Iranian president: Iran isn't seeking war against any nation
FILE - In this Jan. 13, 2015 file photo, released by the Iranian President's Office, President Hassan Rouhani visits the Bushehr nuclear power plant just outside of Bushehr, Iran. (AP Photo/Iranian Presidency Office, Mohammad Berno, File)
TEHRAN, Iran -- Iran is not seeking to wage war against any nation, the country's president said Tuesday while at the same time stressing that Iranians will withstand mounting U.S. pressure and emerge victorious.
The remarks by President Hassan Rouhani came as Tehran and Washington are edging toward a flashpoint after Iran announced it was breaking compliance with the nuclear deal with world powers and the Trump administration ordered 1,000 more troops to the Middle East.
"We do not wage war with any nation," Rouhani said, speaking during the inauguration of a new terminal at Tehran's Imam Khomeini International Airport that will raise its capacity from 8 million to 13 million passengers a year.
"The entire Iranian nation is unanimous in confronting" U.S. pressures, Rouhani said. "The end of this battle will see victory of the Iranian nation."
He added that despite the U.S. withdrawal last year from Tehran's 2015 nuclear deal world powers, Iran had remained "loyal to its commitments, to ... international agreements."
But on Monday, Iran's nuclear agency announced it will surpass the uranium stockpile limits set by its 2015 nuclear deal in the next 10 days, raising pressure on Europeans trying to save the accord a year following the U.S. withdrawal.
Hours later, the Pentagon announced it was sending about 1,000 additional American troops to the Middle East to bolster security in the region in the face of what U.S. officials said was a growing threat from Iran.
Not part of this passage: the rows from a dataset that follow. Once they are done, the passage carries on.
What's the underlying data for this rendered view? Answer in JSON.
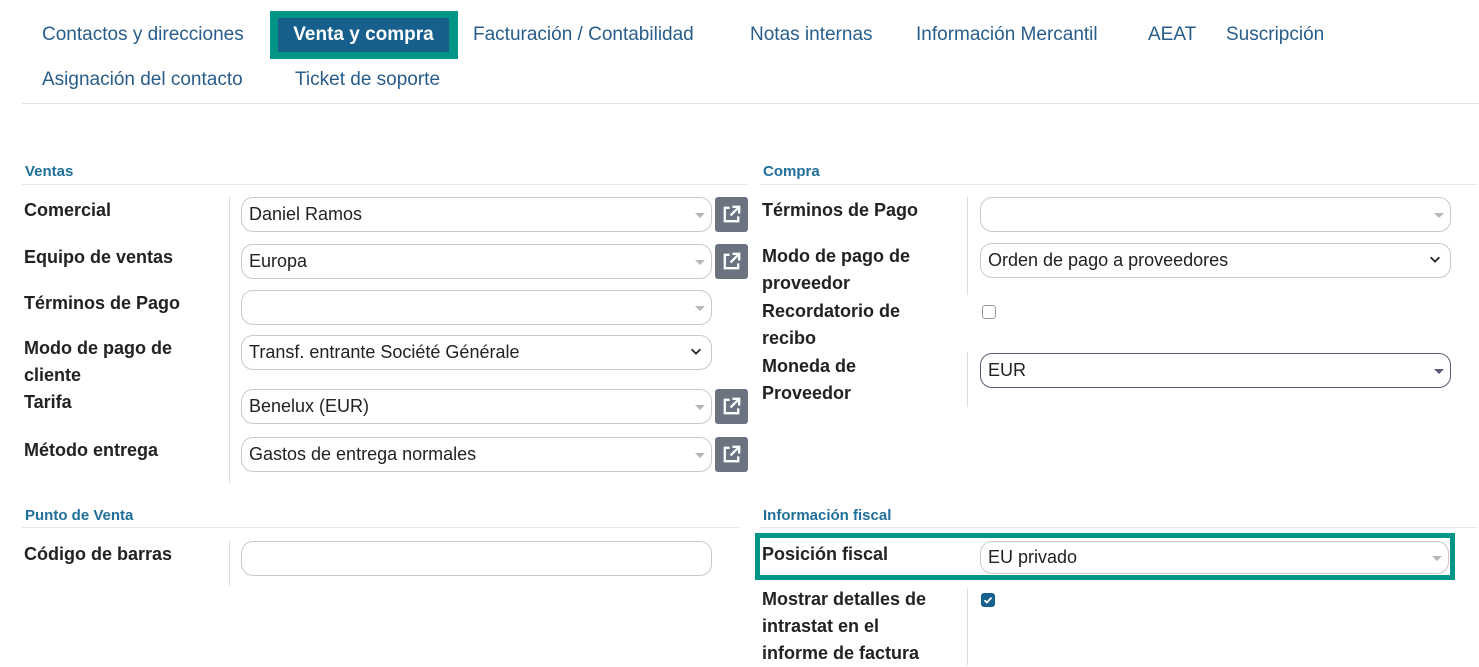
{
  "tabs": [
    {
      "label": "Contactos y direcciones"
    },
    {
      "label": "Venta y compra",
      "active": true
    },
    {
      "label": "Facturación / Contabilidad"
    },
    {
      "label": "Notas internas"
    },
    {
      "label": "Información Mercantil"
    },
    {
      "label": "AEAT"
    },
    {
      "label": "Suscripción"
    },
    {
      "label": "Asignación del contacto"
    },
    {
      "label": "Ticket de soporte"
    }
  ],
  "ventas": {
    "title": "Ventas",
    "comercial": {
      "label": "Comercial",
      "value": "Daniel Ramos"
    },
    "equipo": {
      "label": "Equipo de ventas",
      "value": "Europa"
    },
    "terminos": {
      "label": "Términos de Pago",
      "value": ""
    },
    "modo_pago": {
      "label_line1": "Modo de pago de",
      "label_line2": "cliente",
      "value": "Transf. entrante Société Générale"
    },
    "tarifa": {
      "label": "Tarifa",
      "value": "Benelux (EUR)"
    },
    "metodo_entrega": {
      "label": "Método entrega",
      "value": "Gastos de entrega normales"
    }
  },
  "compra": {
    "title": "Compra",
    "terminos": {
      "label": "Términos de Pago",
      "value": ""
    },
    "modo_pago": {
      "label_line1": "Modo de pago de",
      "label_line2": "proveedor",
      "value": "Orden de pago a proveedores"
    },
    "recordatorio": {
      "label_line1": "Recordatorio de",
      "label_line2": "recibo",
      "checked": false
    },
    "moneda": {
      "label_line1": "Moneda de",
      "label_line2": "Proveedor",
      "value": "EUR"
    }
  },
  "punto_venta": {
    "title": "Punto de Venta",
    "codigo_barras": {
      "label": "Código de barras",
      "value": ""
    }
  },
  "info_fiscal": {
    "title": "Información fiscal",
    "posicion": {
      "label": "Posición fiscal",
      "value": "EU privado"
    },
    "intrastat": {
      "label_line1": "Mostrar detalles de",
      "label_line2": "intrastat en el",
      "label_line3": "informe de factura",
      "checked": true
    }
  },
  "colors": {
    "accent": "#17608d",
    "highlight": "#019588",
    "tab_text": "#285d8c",
    "section_title": "#1f6f9a"
  },
  "icons": {
    "external_link": "external-link-icon",
    "dropdown": "caret-down-icon",
    "chevron": "chevron-down-icon",
    "check": "check-icon"
  }
}
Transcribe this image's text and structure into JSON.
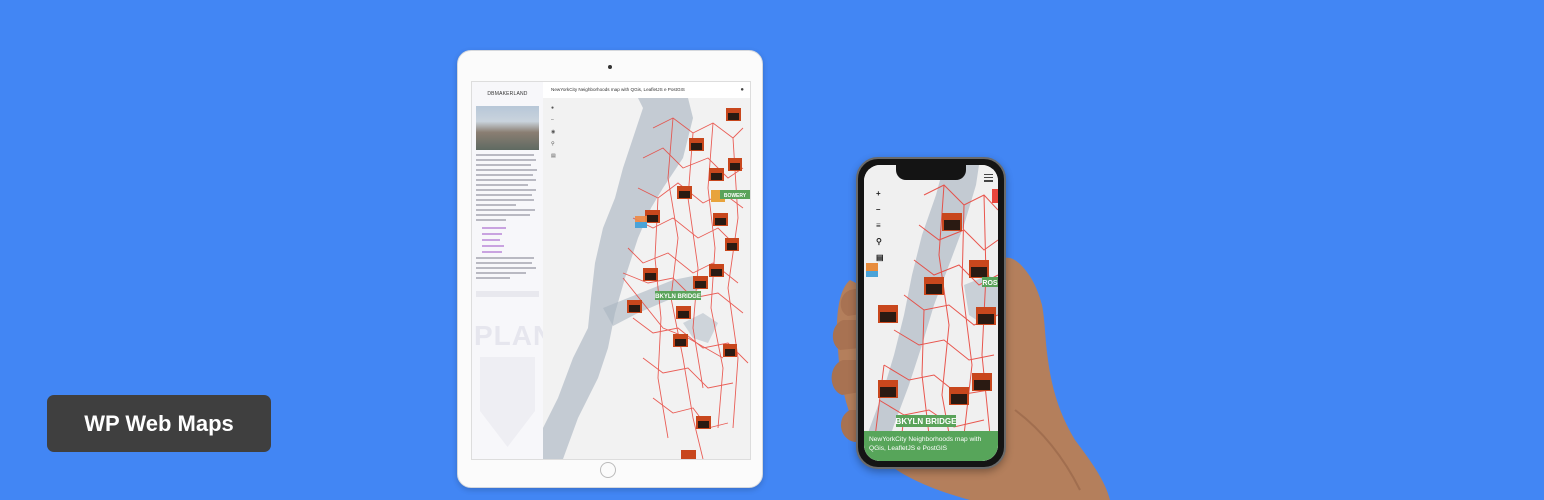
{
  "badge": {
    "label": "WP Web Maps"
  },
  "tablet": {
    "sidebar_title": "DBMAKERLAND",
    "plan_text": "PLAN",
    "header_title": "NewYorkCity Neighborhoods map with QGis, LeafletJS e PostGIS",
    "bridge_label": "BKYLN BRIDGE",
    "side_label": "BOWERY",
    "controls": [
      "+",
      "−",
      "≡",
      "⌕",
      "▤"
    ]
  },
  "phone": {
    "caption": "NewYorkCity Neighborhoods map with QGis, LeafletJS e PostGIS",
    "bridge_label": "BKYLN BRIDGE",
    "side_label": "ROS",
    "controls": [
      "+",
      "−",
      "≡",
      "⌕",
      "▤"
    ]
  },
  "colors": {
    "background": "#4286f4",
    "badge": "#3f3f3f",
    "route": "#e8453c",
    "water": "#aab6c2",
    "caption_bar": "#57a55a"
  },
  "icons": [
    "bell-icon",
    "menu-icon",
    "zoom-in-icon",
    "zoom-out-icon",
    "layers-icon",
    "search-icon",
    "print-icon",
    "marker-icon"
  ]
}
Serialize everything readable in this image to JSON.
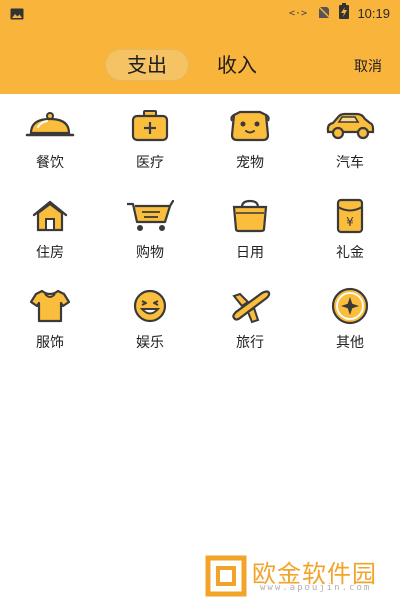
{
  "status": {
    "time": "10:19"
  },
  "header": {
    "tabs": [
      {
        "label": "支出"
      },
      {
        "label": "收入"
      }
    ],
    "cancel_label": "取消"
  },
  "categories": [
    {
      "label": "餐饮",
      "icon": "food-cover-icon"
    },
    {
      "label": "医疗",
      "icon": "medical-kit-icon"
    },
    {
      "label": "宠物",
      "icon": "pet-icon"
    },
    {
      "label": "汽车",
      "icon": "car-icon"
    },
    {
      "label": "住房",
      "icon": "house-icon"
    },
    {
      "label": "购物",
      "icon": "shopping-cart-icon"
    },
    {
      "label": "日用",
      "icon": "daily-bag-icon"
    },
    {
      "label": "礼金",
      "icon": "gift-money-icon"
    },
    {
      "label": "服饰",
      "icon": "clothing-icon"
    },
    {
      "label": "娱乐",
      "icon": "smile-face-icon"
    },
    {
      "label": "旅行",
      "icon": "airplane-icon"
    },
    {
      "label": "其他",
      "icon": "other-coin-icon"
    }
  ],
  "watermark": {
    "name": "欧金软件园",
    "url": "www.apoujin.com"
  },
  "colors": {
    "accent": "#f9b43c",
    "icon_fill": "#fbbd3c",
    "icon_stroke": "#3a3a3a"
  }
}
The announcement by Iran's nuclear agency marked yet another deadline set by Tehran. Rouhani already has warned Europe that a new deal needs to be in place by July 7 or the Islamic Republic would increase its enrichment of uranium.
The developments indicate Iran has begun its own maximum pressure campaign after facing one from U.S. President Donald Trump that deeply cut into its sale of crude oil abroad and sent its economy into freefall. Europe has so far been unable to offer Iran a way around the U.S. sanctions.
The escalation follows apparent attacks last week near the Strait of Hormuz on oil tankers, assaults that Washington has blamed on Iran. While Iran has denied being involved, it laid mines in the 1980s targeting oil tankers around the narrow mouth of the Persian Gulf through which a fifth of the world's crude oil passes.